▸ **Requirement**
Leaving every picture out, repeat all of the entries below exactly.

Dataset items
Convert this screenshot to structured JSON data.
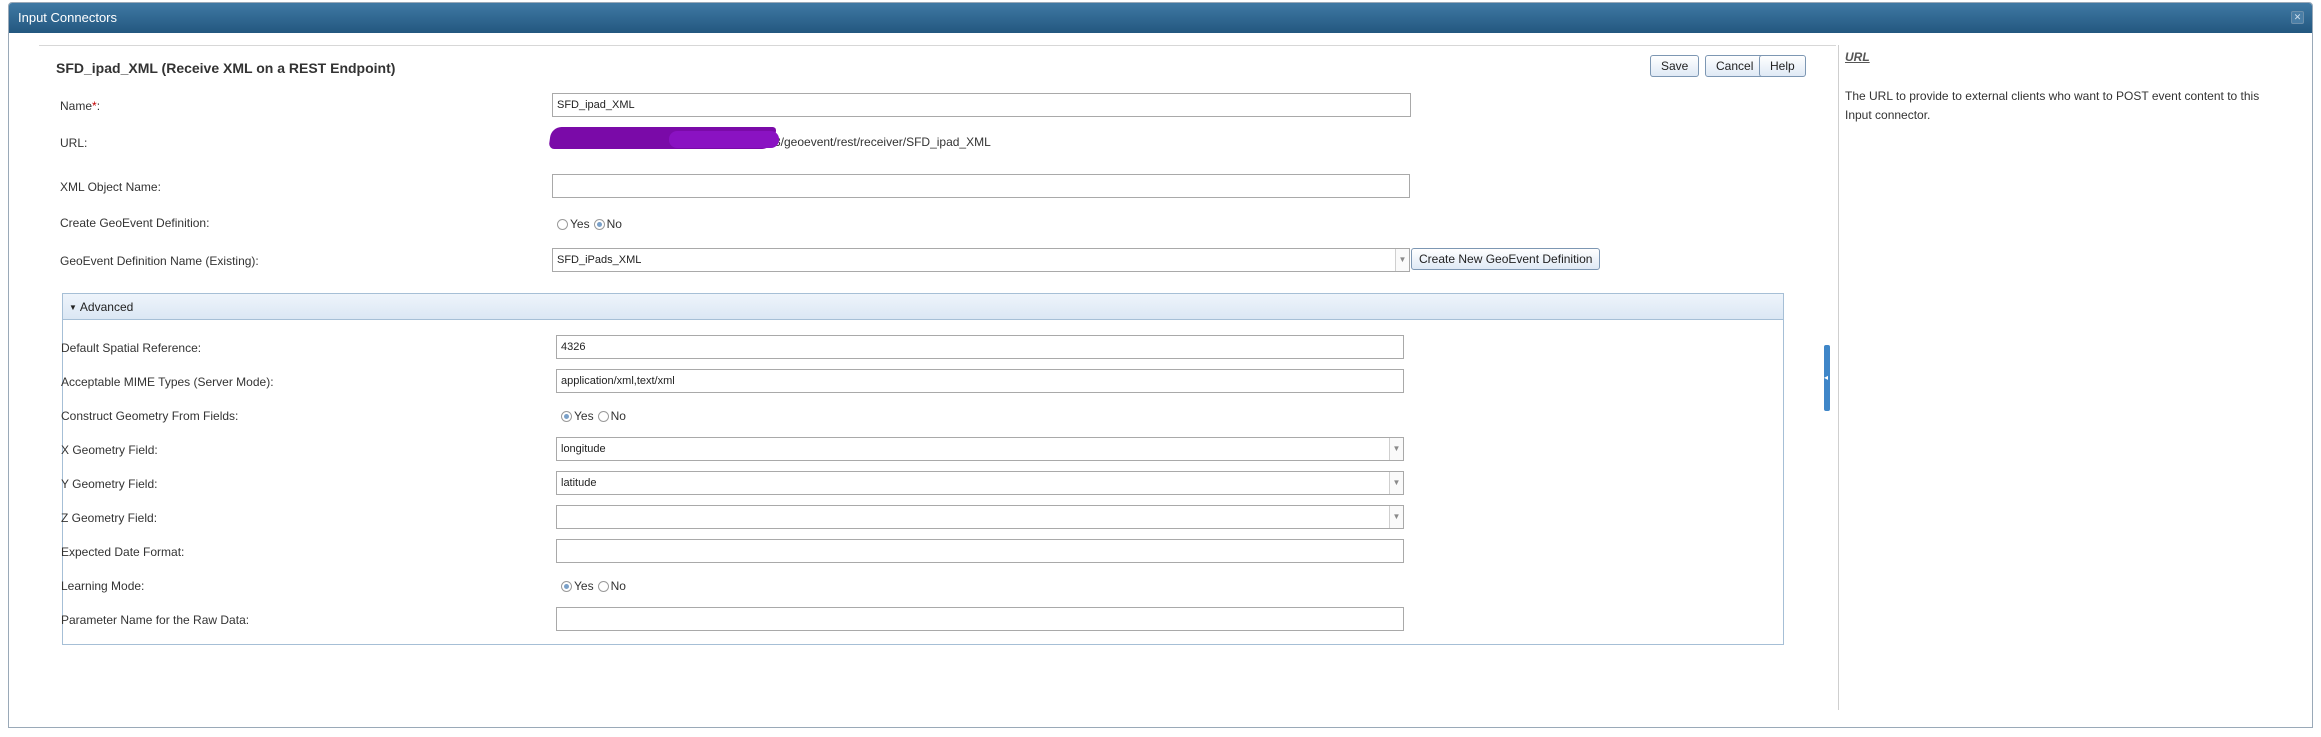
{
  "window": {
    "title": "Input Connectors"
  },
  "form": {
    "title": "SFD_ipad_XML (Receive XML on a REST Endpoint)",
    "buttons": {
      "save": "Save",
      "cancel": "Cancel",
      "help": "Help"
    },
    "name": {
      "label": "Name",
      "required_mark": "*",
      "colon": ":",
      "value": "SFD_ipad_XML"
    },
    "url": {
      "label": "URL:",
      "value": "3/geoevent/rest/receiver/SFD_ipad_XML"
    },
    "xml_object_name": {
      "label": "XML Object Name:",
      "value": ""
    },
    "create_definition": {
      "label": "Create GeoEvent Definition:",
      "yes": "Yes",
      "no": "No",
      "selected": "No"
    },
    "definition_name": {
      "label": "GeoEvent Definition Name (Existing):",
      "value": "SFD_iPads_XML",
      "create_button": "Create New GeoEvent Definition"
    }
  },
  "advanced": {
    "header": "Advanced",
    "default_spatial_reference": {
      "label": "Default Spatial Reference:",
      "value": "4326"
    },
    "mime_types": {
      "label": "Acceptable MIME Types (Server Mode):",
      "value": "application/xml,text/xml"
    },
    "construct_geometry": {
      "label": "Construct Geometry From Fields:",
      "yes": "Yes",
      "no": "No",
      "selected": "Yes"
    },
    "x_field": {
      "label": "X Geometry Field:",
      "value": "longitude"
    },
    "y_field": {
      "label": "Y Geometry Field:",
      "value": "latitude"
    },
    "z_field": {
      "label": "Z Geometry Field:",
      "value": ""
    },
    "date_format": {
      "label": "Expected Date Format:",
      "value": ""
    },
    "learning_mode": {
      "label": "Learning Mode:",
      "yes": "Yes",
      "no": "No",
      "selected": "Yes"
    },
    "raw_data_param": {
      "label": "Parameter Name for the Raw Data:",
      "value": ""
    }
  },
  "help": {
    "title": "URL",
    "text": "The URL to provide to external clients who want to POST event content to this Input connector."
  },
  "icons": {
    "close": "close-icon",
    "expand": "triangle-down-icon",
    "dropdown": "chevron-down-icon",
    "splitter": "collapse-handle-icon"
  },
  "colors": {
    "titlebar": "#23577f",
    "accent": "#3f86c8",
    "redaction": "#7a0aa8"
  }
}
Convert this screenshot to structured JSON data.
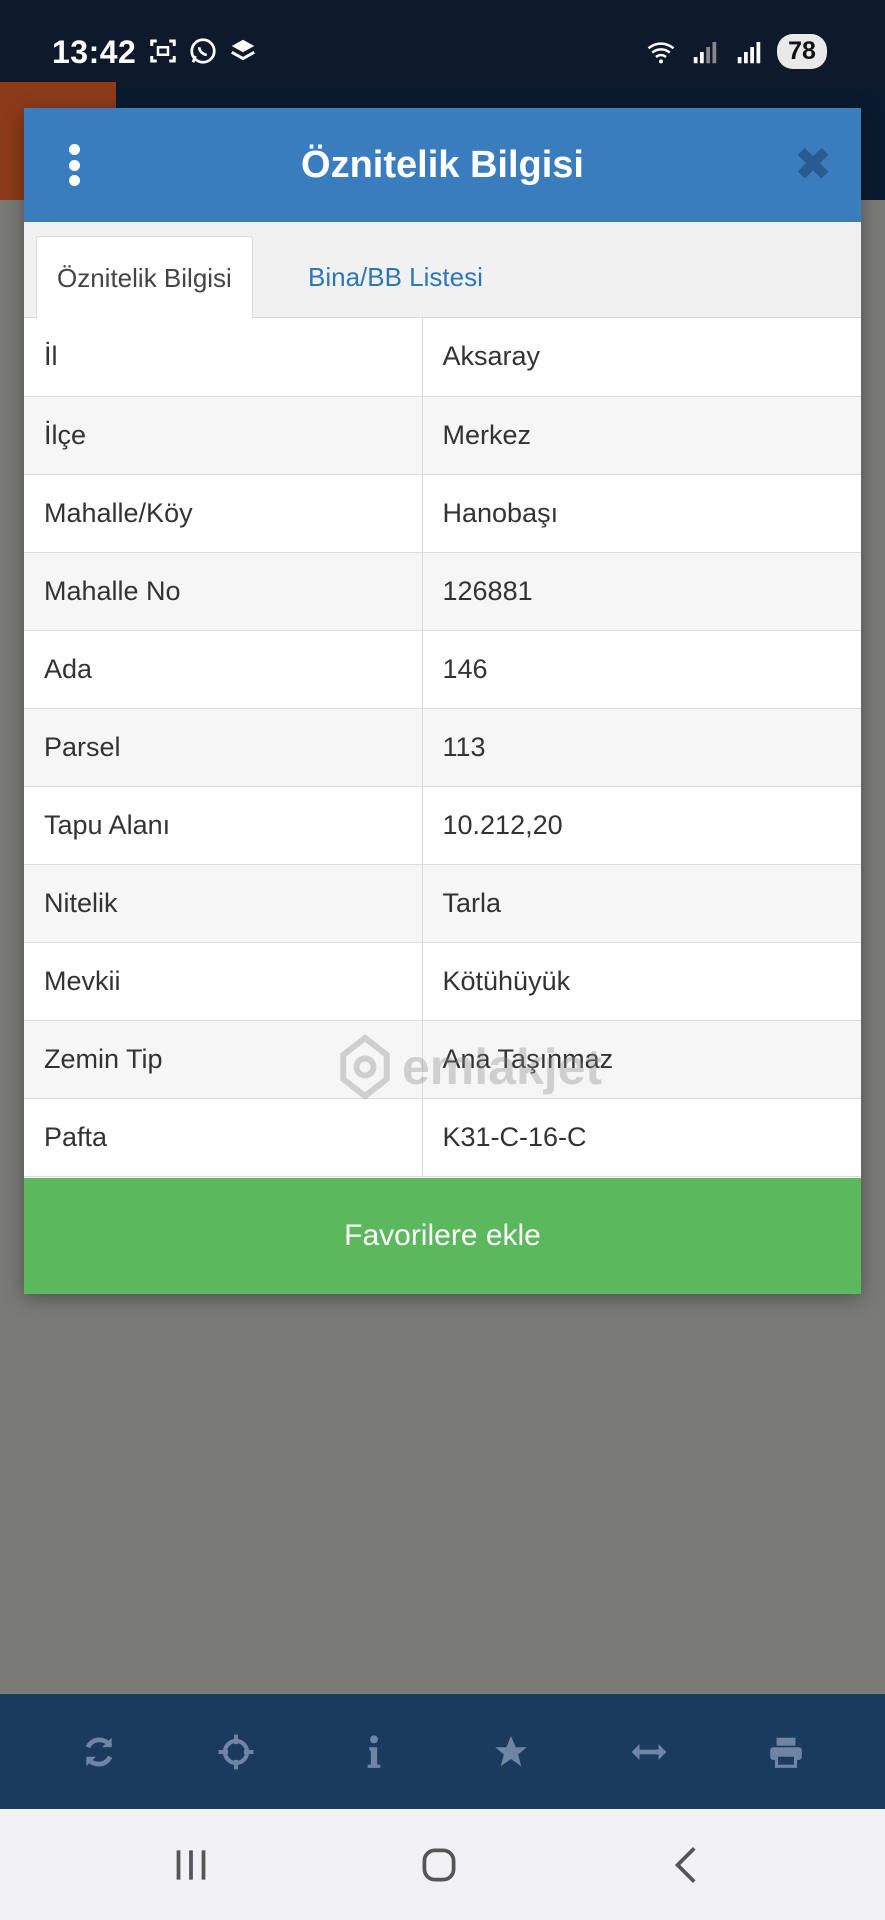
{
  "status_bar": {
    "time": "13:42",
    "battery": "78",
    "left_icons": [
      "screenshot-icon",
      "whatsapp-icon",
      "layers-icon"
    ],
    "right_icons": [
      "wifi-icon",
      "signal-icon",
      "signal-icon"
    ]
  },
  "modal": {
    "title": "Öznitelik Bilgisi",
    "menu_icon": "more-vertical-icon",
    "close_icon": "close-icon",
    "close_glyph": "✖",
    "tabs": [
      {
        "label": "Öznitelik Bilgisi",
        "active": true
      },
      {
        "label": "Bina/BB Listesi",
        "active": false
      }
    ],
    "attributes": [
      {
        "key": "İl",
        "value": "Aksaray"
      },
      {
        "key": "İlçe",
        "value": "Merkez"
      },
      {
        "key": "Mahalle/Köy",
        "value": "Hanobaşı"
      },
      {
        "key": "Mahalle No",
        "value": "126881"
      },
      {
        "key": "Ada",
        "value": "146"
      },
      {
        "key": "Parsel",
        "value": "113"
      },
      {
        "key": "Tapu Alanı",
        "value": "10.212,20"
      },
      {
        "key": "Nitelik",
        "value": "Tarla"
      },
      {
        "key": "Mevkii",
        "value": "Kötühüyük"
      },
      {
        "key": "Zemin Tip",
        "value": "Ana Taşınmaz"
      },
      {
        "key": "Pafta",
        "value": "K31-C-16-C"
      }
    ],
    "favorite_button": "Favorilere ekle"
  },
  "watermark": {
    "text": "emlakjet"
  },
  "toolbar": {
    "icons": [
      "refresh-icon",
      "crosshair-icon",
      "info-icon",
      "star-icon",
      "measure-icon",
      "print-icon"
    ]
  },
  "navbar": {
    "icons": [
      "recent-apps-icon",
      "home-icon",
      "back-icon"
    ]
  },
  "colors": {
    "header_blue": "#3a7dbf",
    "button_green": "#5cb85c",
    "toolbar_navy": "#1a3a5e",
    "tab_link": "#2d76ba"
  }
}
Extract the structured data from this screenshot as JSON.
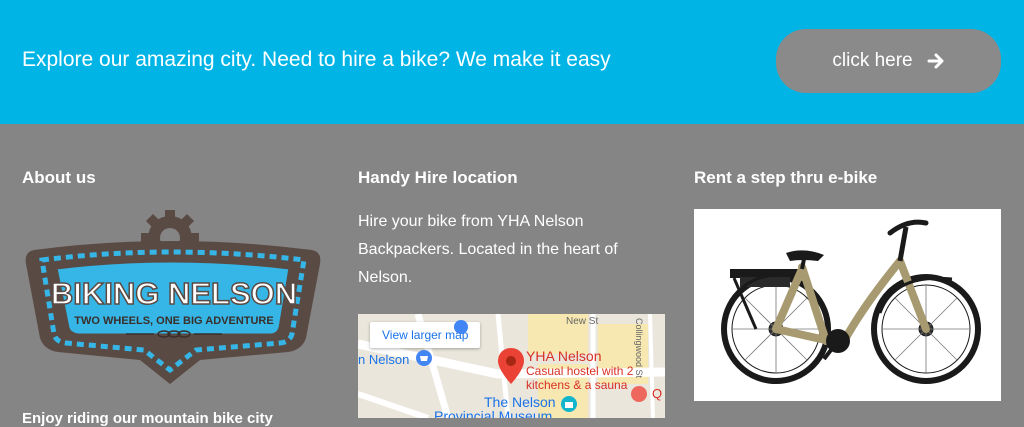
{
  "banner": {
    "text": "Explore our amazing city. Need to hire a bike? We make it easy",
    "button_label": "click here"
  },
  "footer": {
    "about": {
      "title": "About us",
      "logo_main": "BIKING NELSON",
      "logo_tagline": "TWO WHEELS, ONE BIG ADVENTURE",
      "cut_text": "Enjoy riding our mountain bike city"
    },
    "location": {
      "title": "Handy Hire location",
      "description": "Hire your bike from YHA Nelson Backpackers. Located in the heart of Nelson.",
      "map": {
        "link_label": "View larger map",
        "place_name": "YHA Nelson",
        "place_desc_1": "Casual hostel with 2",
        "place_desc_2": "kitchens & a sauna",
        "street_1": "New St",
        "street_2": "Collingwood St",
        "poi_1": "The Nelson",
        "poi_2": "Provincial Museum",
        "poi_left": "n Nelson",
        "poi_right": "Q"
      }
    },
    "ebike": {
      "title": "Rent a step thru e-bike"
    }
  },
  "colors": {
    "banner_bg": "#00b4e6",
    "footer_bg": "#858585",
    "button_bg": "#8a8a8a",
    "logo_blue": "#35b6e6",
    "logo_brown": "#5a4a44"
  }
}
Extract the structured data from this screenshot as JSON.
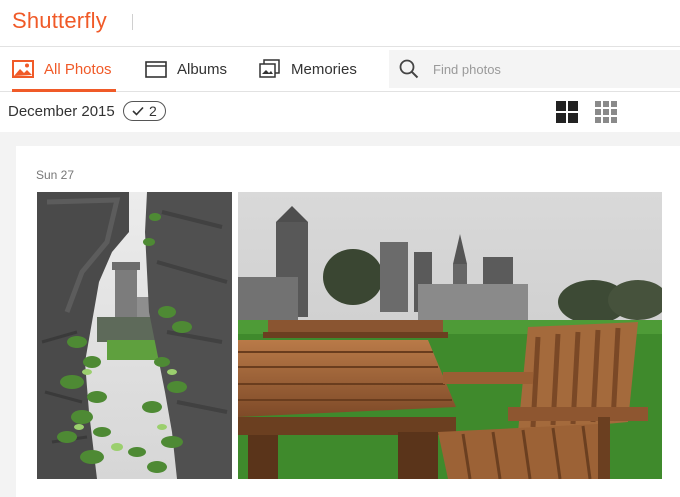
{
  "app": {
    "logo_text": "Shutterfly"
  },
  "nav": {
    "tabs": [
      {
        "label": "All Photos",
        "icon": "photo-icon",
        "active": true
      },
      {
        "label": "Albums",
        "icon": "album-icon",
        "active": false
      },
      {
        "label": "Memories",
        "icon": "memories-icon",
        "active": false
      }
    ],
    "search": {
      "placeholder": "Find photos",
      "value": ""
    }
  },
  "toolbar": {
    "month_label": "December 2015",
    "selected_count": "2",
    "views": [
      "large-grid-view-icon",
      "small-grid-view-icon"
    ]
  },
  "content": {
    "day_label": "Sun 27",
    "photos": [
      {
        "description": "castle-through-stone-wall"
      },
      {
        "description": "wooden-table-and-chairs-castle"
      }
    ]
  },
  "colors": {
    "accent": "#f05a28",
    "background": "#f3f3f3"
  }
}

▸ **Response box**
Convert this screenshot to structured JSON data.
{
  "window": {
    "title": "Input Connectors"
  },
  "form": {
    "title": "SFD_ipad_XML (Receive XML on a REST Endpoint)",
    "buttons": {
      "save": "Save",
      "cancel": "Cancel",
      "help": "Help"
    },
    "name": {
      "label": "Name",
      "required_mark": "*",
      "colon": ":",
      "value": "SFD_ipad_XML"
    },
    "url": {
      "label": "URL:",
      "value": "3/geoevent/rest/receiver/SFD_ipad_XML"
    },
    "xml_object_name": {
      "label": "XML Object Name:",
      "value": ""
    },
    "create_definition": {
      "label": "Create GeoEvent Definition:",
      "yes": "Yes",
      "no": "No",
      "selected": "No"
    },
    "definition_name": {
      "label": "GeoEvent Definition Name (Existing):",
      "value": "SFD_iPads_XML",
      "create_button": "Create New GeoEvent Definition"
    }
  },
  "advanced": {
    "header": "Advanced",
    "default_spatial_reference": {
      "label": "Default Spatial Reference:",
      "value": "4326"
    },
    "mime_types": {
      "label": "Acceptable MIME Types (Server Mode):",
      "value": "application/xml,text/xml"
    },
    "construct_geometry": {
      "label": "Construct Geometry From Fields:",
      "yes": "Yes",
      "no": "No",
      "selected": "Yes"
    },
    "x_field": {
      "label": "X Geometry Field:",
      "value": "longitude"
    },
    "y_field": {
      "label": "Y Geometry Field:",
      "value": "latitude"
    },
    "z_field": {
      "label": "Z Geometry Field:",
      "value": ""
    },
    "date_format": {
      "label": "Expected Date Format:",
      "value": ""
    },
    "learning_mode": {
      "label": "Learning Mode:",
      "yes": "Yes",
      "no": "No",
      "selected": "Yes"
    },
    "raw_data_param": {
      "label": "Parameter Name for the Raw Data:",
      "value": ""
    }
  },
  "help": {
    "title": "URL",
    "text": "The URL to provide to external clients who want to POST event content to this Input connector."
  },
  "icons": {
    "close": "close-icon",
    "expand": "triangle-down-icon",
    "dropdown": "chevron-down-icon",
    "splitter": "collapse-handle-icon"
  },
  "colors": {
    "titlebar": "#23577f",
    "accent": "#3f86c8",
    "redaction": "#7a0aa8"
  }
}
Convert this screenshot to structured JSON data.
{
  "status_bar": {
    "time": "13:42",
    "battery": "78",
    "left_icons": [
      "screenshot-icon",
      "whatsapp-icon",
      "layers-icon"
    ],
    "right_icons": [
      "wifi-icon",
      "signal-icon",
      "signal-icon"
    ]
  },
  "modal": {
    "title": "Öznitelik Bilgisi",
    "menu_icon": "more-vertical-icon",
    "close_icon": "close-icon",
    "close_glyph": "✖",
    "tabs": [
      {
        "label": "Öznitelik Bilgisi",
        "active": true
      },
      {
        "label": "Bina/BB Listesi",
        "active": false
      }
    ],
    "attributes": [
      {
        "key": "İl",
        "value": "Aksaray"
      },
      {
        "key": "İlçe",
        "value": "Merkez"
      },
      {
        "key": "Mahalle/Köy",
        "value": "Hanobaşı"
      },
      {
        "key": "Mahalle No",
        "value": "126881"
      },
      {
        "key": "Ada",
        "value": "146"
      },
      {
        "key": "Parsel",
        "value": "113"
      },
      {
        "key": "Tapu Alanı",
        "value": "10.212,20"
      },
      {
        "key": "Nitelik",
        "value": "Tarla"
      },
      {
        "key": "Mevkii",
        "value": "Kötühüyük"
      },
      {
        "key": "Zemin Tip",
        "value": "Ana Taşınmaz"
      },
      {
        "key": "Pafta",
        "value": "K31-C-16-C"
      }
    ],
    "favorite_button": "Favorilere ekle"
  },
  "watermark": {
    "text": "emlakjet"
  },
  "toolbar": {
    "icons": [
      "refresh-icon",
      "crosshair-icon",
      "info-icon",
      "star-icon",
      "measure-icon",
      "print-icon"
    ]
  },
  "navbar": {
    "icons": [
      "recent-apps-icon",
      "home-icon",
      "back-icon"
    ]
  },
  "colors": {
    "header_blue": "#3a7dbf",
    "button_green": "#5cb85c",
    "toolbar_navy": "#1a3a5e",
    "tab_link": "#2d76ba"
  }
}
Extract the structured data from this screenshot as JSON.
{
  "banner": {
    "text": "Explore our amazing city. Need to hire a bike? We make it easy",
    "button_label": "click here"
  },
  "footer": {
    "about": {
      "title": "About us",
      "logo_main": "BIKING NELSON",
      "logo_tagline": "TWO WHEELS, ONE BIG ADVENTURE",
      "cut_text": "Enjoy riding our mountain bike city"
    },
    "location": {
      "title": "Handy Hire location",
      "description": "Hire your bike from YHA Nelson Backpackers. Located in the heart of Nelson.",
      "map": {
        "link_label": "View larger map",
        "place_name": "YHA Nelson",
        "place_desc_1": "Casual hostel with 2",
        "place_desc_2": "kitchens & a sauna",
        "street_1": "New St",
        "street_2": "Collingwood St",
        "poi_1": "The Nelson",
        "poi_2": "Provincial Museum",
        "poi_left": "n Nelson",
        "poi_right": "Q"
      }
    },
    "ebike": {
      "title": "Rent a step thru e-bike"
    }
  },
  "colors": {
    "banner_bg": "#00b4e6",
    "footer_bg": "#858585",
    "button_bg": "#8a8a8a",
    "logo_blue": "#35b6e6",
    "logo_brown": "#5a4a44"
  }
}
Extract the structured data from this screenshot as JSON.
{
  "app": {
    "logo_text": "Shutterfly"
  },
  "nav": {
    "tabs": [
      {
        "label": "All Photos",
        "icon": "photo-icon",
        "active": true
      },
      {
        "label": "Albums",
        "icon": "album-icon",
        "active": false
      },
      {
        "label": "Memories",
        "icon": "memories-icon",
        "active": false
      }
    ],
    "search": {
      "placeholder": "Find photos",
      "value": ""
    }
  },
  "toolbar": {
    "month_label": "December 2015",
    "selected_count": "2",
    "views": [
      "large-grid-view-icon",
      "small-grid-view-icon"
    ]
  },
  "content": {
    "day_label": "Sun 27",
    "photos": [
      {
        "description": "castle-through-stone-wall"
      },
      {
        "description": "wooden-table-and-chairs-castle"
      }
    ]
  },
  "colors": {
    "accent": "#f05a28",
    "background": "#f3f3f3"
  }
}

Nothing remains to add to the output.